Why did Roy Scheider appear in JAWS 2?

According to Michael Smith, president of the Roy Scheider fan club and an extra in JAWS 2:

“Roy Scheider signed a three-picture deal with Universal after JAWS. His first role was to reunite with William Friedkin to do Sorcerer (1977) (which was co-produced by Paramount). His second role was to be ‘Michael’ in The Deer Hunter (1978), a part that was eventually played by Robert DeNiro. Two weeks into production, Roy got the finished script and disagreed with the ending (‘Michael’ goes back to Vietnam to find his buddy Nick, only to watch him kill himself in the final Russian Roulette game). Roy reasoned that this guy would not go half way around the world to find his friend, only to have him kill himself. Well, the good old ‘creative differences’ had reared their ugly head, and Roy walked.”
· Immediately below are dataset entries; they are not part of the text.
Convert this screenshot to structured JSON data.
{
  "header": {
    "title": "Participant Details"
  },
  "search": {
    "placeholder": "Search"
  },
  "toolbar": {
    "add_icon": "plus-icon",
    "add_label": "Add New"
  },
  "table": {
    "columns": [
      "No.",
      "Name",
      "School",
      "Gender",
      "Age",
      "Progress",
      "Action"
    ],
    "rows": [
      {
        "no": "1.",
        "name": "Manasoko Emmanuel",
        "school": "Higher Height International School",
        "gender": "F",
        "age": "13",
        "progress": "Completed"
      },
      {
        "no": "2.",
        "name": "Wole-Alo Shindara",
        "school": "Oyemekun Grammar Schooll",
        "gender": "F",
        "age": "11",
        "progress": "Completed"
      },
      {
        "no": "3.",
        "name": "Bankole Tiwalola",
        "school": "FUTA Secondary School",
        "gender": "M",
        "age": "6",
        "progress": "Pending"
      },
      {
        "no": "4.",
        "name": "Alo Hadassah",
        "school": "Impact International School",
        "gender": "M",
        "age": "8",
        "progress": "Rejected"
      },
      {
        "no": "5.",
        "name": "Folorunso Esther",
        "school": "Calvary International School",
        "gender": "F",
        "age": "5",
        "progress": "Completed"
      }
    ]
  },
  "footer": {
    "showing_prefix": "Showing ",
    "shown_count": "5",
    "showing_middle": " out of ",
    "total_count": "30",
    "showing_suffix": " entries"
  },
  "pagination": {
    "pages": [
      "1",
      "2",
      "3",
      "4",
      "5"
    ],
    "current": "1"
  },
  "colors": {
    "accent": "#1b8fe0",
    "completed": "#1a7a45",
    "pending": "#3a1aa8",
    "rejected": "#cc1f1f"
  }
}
“Universal offered to forget about his quitting The Deer Hunter if Roy would agree to do JAWS 2. They also offered to count JAWS 2 as two films, so that he would be out of his contract with Universal after the film was completed. Although both Spielberg and Richard Dreyfuss wanted to be part of the JAWS sequel, the delays in Alabama on Close Encounters of the Third Kind (1977) kept them both out of the production. Universal had already promised a June 16, 1978 opening to theatre owners in early 1977! In fact, I remember getting the teaser poster (the shark fin sillouetted against the sunset, with the tag line ‘Just when you thought it was safe to go back into the water …’) a few weeks before JAWS 2 began filming in Florida.”

“Needless to say, Roy took Universal’s offer, got his suntan, and spent Christmas Eve frying the shark. I spoke to him on the phone right before he left for NYC that night, and he was glad the whole experience was over. I have to commend him on the fact that even though the entire focus of the film changed (firing the original director, whose wife had written the script, etc.) Roy gave his all, and still speaks well of his experience.”
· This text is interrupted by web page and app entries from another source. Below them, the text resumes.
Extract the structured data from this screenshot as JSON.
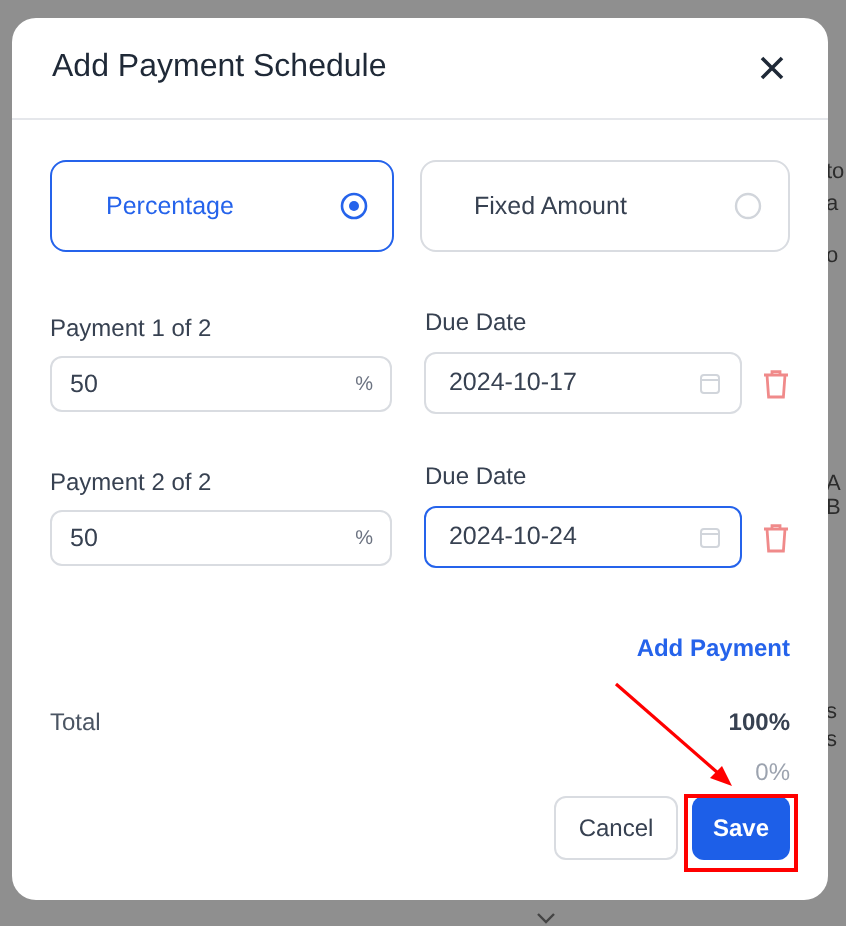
{
  "background": {
    "fragments": [
      "to",
      "a",
      "o",
      "A",
      "B",
      "s",
      "s"
    ]
  },
  "dialog": {
    "title": "Add Payment Schedule",
    "options": [
      {
        "label": "Percentage",
        "selected": true
      },
      {
        "label": "Fixed Amount",
        "selected": false
      }
    ],
    "payments": [
      {
        "label": "Payment 1 of 2",
        "value": "50",
        "unit": "%",
        "date_label": "Due Date",
        "date": "2024-10-17",
        "focused": false
      },
      {
        "label": "Payment 2 of 2",
        "value": "50",
        "unit": "%",
        "date_label": "Due Date",
        "date": "2024-10-24",
        "focused": true
      }
    ],
    "add_link": "Add Payment",
    "total_label": "Total",
    "total_value": "100%",
    "remaining": "0%",
    "buttons": [
      {
        "label": "Cancel",
        "kind": "secondary"
      },
      {
        "label": "Save",
        "kind": "primary"
      }
    ]
  }
}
(Special thanks to Michael for this information!)

Featuring Recent Posts WordPress Widget development by YD